View Article: PubMed Central - PubMed

Affiliation: Division of Sleep and Chronobiology, Department of Psychiatry, University of Pennsylvania School of Medicine, Philadelphia, PA, USA. goel@mail.med.upenn.edu

ABSTRACT

Background: The variable number tandem repeat (VNTR) polymorphism 5-repeat allele of the circadian gene PERIOD3 (PER3(5/5)) has been associated with cognitive decline at a specific circadian phase in response to a night of total sleep deprivation (TSD), relative to the 4-repeat allele (PER3(4/4)). PER3(5/5) has also been related to higher sleep homeostasis, which is thought to underlie this cognitive vulnerability. To date, no study has used a candidate gene approach to investigate the response to chronic partial sleep deprivation (PSD), a condition distinct from TSD and one commonly experienced by millions of people on a daily and persistent basis. We evaluated whether the PER3 VNTR polymorphism contributed to cumulative neurobehavioral deficits and sleep homeostatic responses during PSD.

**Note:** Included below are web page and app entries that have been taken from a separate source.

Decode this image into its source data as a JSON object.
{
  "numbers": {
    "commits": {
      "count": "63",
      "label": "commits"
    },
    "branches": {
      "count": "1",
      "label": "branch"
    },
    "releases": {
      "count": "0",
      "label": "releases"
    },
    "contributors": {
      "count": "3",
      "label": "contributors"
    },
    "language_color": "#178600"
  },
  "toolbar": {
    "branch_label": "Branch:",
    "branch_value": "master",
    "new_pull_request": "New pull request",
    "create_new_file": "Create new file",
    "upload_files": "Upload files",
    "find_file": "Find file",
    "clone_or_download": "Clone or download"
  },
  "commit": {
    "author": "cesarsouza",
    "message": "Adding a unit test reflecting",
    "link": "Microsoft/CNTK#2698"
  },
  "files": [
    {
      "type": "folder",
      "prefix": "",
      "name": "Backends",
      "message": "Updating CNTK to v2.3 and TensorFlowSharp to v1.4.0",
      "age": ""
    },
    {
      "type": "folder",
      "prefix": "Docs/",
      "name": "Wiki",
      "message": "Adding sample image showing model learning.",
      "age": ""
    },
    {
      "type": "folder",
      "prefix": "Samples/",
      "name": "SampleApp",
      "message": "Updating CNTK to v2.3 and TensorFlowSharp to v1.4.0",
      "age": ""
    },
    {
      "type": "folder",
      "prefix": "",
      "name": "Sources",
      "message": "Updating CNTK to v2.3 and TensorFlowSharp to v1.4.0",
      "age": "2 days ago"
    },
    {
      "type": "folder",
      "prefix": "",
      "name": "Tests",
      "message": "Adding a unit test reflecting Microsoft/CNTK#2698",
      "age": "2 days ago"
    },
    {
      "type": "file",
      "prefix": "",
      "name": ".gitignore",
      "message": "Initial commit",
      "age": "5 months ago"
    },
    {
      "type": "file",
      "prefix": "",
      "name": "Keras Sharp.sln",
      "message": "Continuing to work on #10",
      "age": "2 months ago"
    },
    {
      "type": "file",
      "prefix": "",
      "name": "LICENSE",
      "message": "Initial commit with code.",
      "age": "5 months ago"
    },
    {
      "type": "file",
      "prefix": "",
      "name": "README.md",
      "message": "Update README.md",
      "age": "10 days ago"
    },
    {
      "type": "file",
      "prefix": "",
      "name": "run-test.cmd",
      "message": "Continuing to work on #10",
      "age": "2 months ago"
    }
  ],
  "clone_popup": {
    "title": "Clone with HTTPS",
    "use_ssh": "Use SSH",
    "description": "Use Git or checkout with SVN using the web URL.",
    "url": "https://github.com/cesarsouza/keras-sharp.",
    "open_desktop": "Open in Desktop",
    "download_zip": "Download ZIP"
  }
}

Methodology/principal findings: PER3(5/5) (n = 14), PER3(4/5) (n = 63) and PER3(4/4) (n = 52) healthy adults (aged 22-45 y) demonstrated large, but equivalent cumulative decreases in cognitive performance and physiological alertness, and cumulative increases in sleepiness across 5 nights of sleep restricted to 4 h per night. Such effects were accompanied by increasing daily inter-subject variability in all groups. The PER3 genotypes did not differ significantly at baseline in habitual sleep, physiological sleep structure, circadian phase, physiological sleepiness, cognitive performance, or subjective sleepiness, although during PSD, PER3(5/5) subjects had slightly but reliably elevated sleep homeostatic pressure as measured physiologically by EEG slow-wave energy in non-rapid eye movement sleep compared with PER3(4/4) subjects. PER3 genotypic and allelic frequencies did not differ significantly between Caucasians and African Americans.

Conclusions/significance: The PER3 VNTR polymorphism was not associated with individual differences in neurobehavioral responses to PSD, although it was related to one marker of sleep homoeostatic response during PSD. The comparability of PER3 genotypes at baseline and their equivalent inter-individual vulnerability to sleep restriction indicate that PER3 does not contribute to the neurobehavioral effects of chronic sleep loss.

Show MeSH
Related in: MedlinePlus